Rio Blanco


Let’s say you live alone. Let’s say you live alone and you have trouble sleeping at night, so you wander your darkened apartment from one narrow hallway to the next, making slow, steady circles around your living room, circles that grow smaller and smaller until you are no longer walking but just spinning in place. You had a party months ago and hung balloons from the ceiling that you never took down, and in the weak light of winter they bob like jellyfish during low tide. You walk between the balloons, or jellyfish, whichever, gently batting them with your palm.

You live alone, now, but once you lived with someone else. When you shift your body out of bed and over the empty space next to you, you hold your breath, like months later you still might wake her, like she still might know all the things you hold inside.

Let’s say one night you leave. You get on a bus, you cross border after border until they blur together. Next to you, a little girl stands swaying against her mother’s legs. Come here, you motion to the girl, tapping your own legs. You look at your hands and do not know how they are attached to your arms. Her mother pushes her towards you. She climbs into your lap, cradling a bowl full of eggs, and you can feel the weight of her body as she falls asleep against you.

You get on a bus. You cross borders. You step off the bus, into the daylight, onto the ground. There are mountains all around you and dirt roads that grow thinner the farther into the jungle you walk. Ahead of you are women, candles in their hands, a fake, lily-white Jesus in a coffin on their shoulders.

Where are the men? You ask. You carry nothing with you.

Fishing season, say the women, wives all briefly widowed, and you let your body fall into step with theirs.

Who lives here? You ask, pointing to a concrete house, thrown down and forgotten. A straggling gang of children has formed behind you, long and lean.

You, they say, and in this way, you stake your claim.

At night you have war dreams. You wake in the mornings with your hair wild, saluting. You drink small cups of sweet coffee and sit with your skirt hiked up past your thighs. It is always hot, you are always sweating, you can never really breathe. You have a tin roof and a bed, you have insatiable longing and horrible grief, you have no table and only one chair. You want to make better choices than your mother. You can feel yourself doing the opposite.

Ileana, who lives in the house next to yours, has black hair, silver teeth, and covers her mouth when she speaks. You help her with the laundry, hanging it on the line to dry. Behind the laundry there are fields, and behind the fields there are cows and mountains where the men once patrolled with guns while the women slept on the floors of their houses. She says to you, yes, there was a war once, but really, it is worse now. She has just killed a pig, slit its throat and drained its blood. You face each other in plastic chairs, intestines in buckets forming a circle around you.

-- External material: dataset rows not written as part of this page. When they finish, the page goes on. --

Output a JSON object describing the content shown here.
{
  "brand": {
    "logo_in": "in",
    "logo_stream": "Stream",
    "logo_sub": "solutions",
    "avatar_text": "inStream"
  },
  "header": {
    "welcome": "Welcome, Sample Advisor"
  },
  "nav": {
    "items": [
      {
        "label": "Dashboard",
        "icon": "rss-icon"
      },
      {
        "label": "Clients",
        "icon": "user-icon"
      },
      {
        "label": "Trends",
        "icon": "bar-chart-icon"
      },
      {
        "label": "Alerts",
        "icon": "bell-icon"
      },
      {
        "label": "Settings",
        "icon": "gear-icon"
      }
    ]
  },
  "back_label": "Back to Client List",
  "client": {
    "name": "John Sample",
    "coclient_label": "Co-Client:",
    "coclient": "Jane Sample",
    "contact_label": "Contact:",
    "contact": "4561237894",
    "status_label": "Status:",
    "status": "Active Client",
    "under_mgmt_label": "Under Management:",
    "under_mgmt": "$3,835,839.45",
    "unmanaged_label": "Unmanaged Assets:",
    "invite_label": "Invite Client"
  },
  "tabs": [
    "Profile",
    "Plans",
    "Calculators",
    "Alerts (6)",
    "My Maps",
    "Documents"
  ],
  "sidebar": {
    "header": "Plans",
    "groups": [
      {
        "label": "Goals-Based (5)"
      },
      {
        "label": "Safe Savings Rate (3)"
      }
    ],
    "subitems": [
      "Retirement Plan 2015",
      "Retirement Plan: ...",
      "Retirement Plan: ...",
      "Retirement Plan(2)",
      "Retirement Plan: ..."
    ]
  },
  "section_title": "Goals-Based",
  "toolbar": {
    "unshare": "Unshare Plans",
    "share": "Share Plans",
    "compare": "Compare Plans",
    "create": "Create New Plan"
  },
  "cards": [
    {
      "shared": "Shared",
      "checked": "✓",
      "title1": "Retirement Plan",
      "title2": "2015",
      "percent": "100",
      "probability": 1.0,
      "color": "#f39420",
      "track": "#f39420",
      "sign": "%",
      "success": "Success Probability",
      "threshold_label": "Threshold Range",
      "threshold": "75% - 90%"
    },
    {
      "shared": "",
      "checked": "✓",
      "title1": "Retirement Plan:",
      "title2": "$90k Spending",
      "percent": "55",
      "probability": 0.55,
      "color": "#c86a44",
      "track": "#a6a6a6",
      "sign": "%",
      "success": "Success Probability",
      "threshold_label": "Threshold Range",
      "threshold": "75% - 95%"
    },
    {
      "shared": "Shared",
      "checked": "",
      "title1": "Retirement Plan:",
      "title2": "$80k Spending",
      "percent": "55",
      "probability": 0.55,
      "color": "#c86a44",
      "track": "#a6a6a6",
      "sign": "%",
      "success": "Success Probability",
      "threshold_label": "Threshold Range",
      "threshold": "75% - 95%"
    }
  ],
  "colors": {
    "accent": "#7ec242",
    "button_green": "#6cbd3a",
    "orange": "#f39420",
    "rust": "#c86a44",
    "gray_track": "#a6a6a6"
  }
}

I dreamt of a priest, dressed in white, says the woman you don’t know, standing at the edge of the house, her shirt stained and her hair loose.

I dreamt that everything was covered in flowers, says Ileana, but when I woke up, it was only the rain.

I dreamt of a girl that I fucked over, you say without breathing. You woke up crying, like maybe here you could love her more, in all the ways she wanted, but you don’t tell them that.

And what did you do to her? Ileana asks later, pounding tortillas with the palm of her hand.

It doesn’t matter, you answer, and it is another lie you can almost believe.

You wake up the next morning and know that no one can please you. Ileana braids small, pink flowers into your hair, buys you an orange, and says, you’re leaving me alone. I’m all alone now.

Then she turns to you and smiles.

I don’t think about the war much, she says. I wouldn’t want to live this history again. But I know if they hadn’t fought, my father would still be alive. They said it was his heart, but I know it wasn’t.

I haven’t told anyone that, she says, guava trees and woodsmoke and dirt roads with no cars. That is just what I think.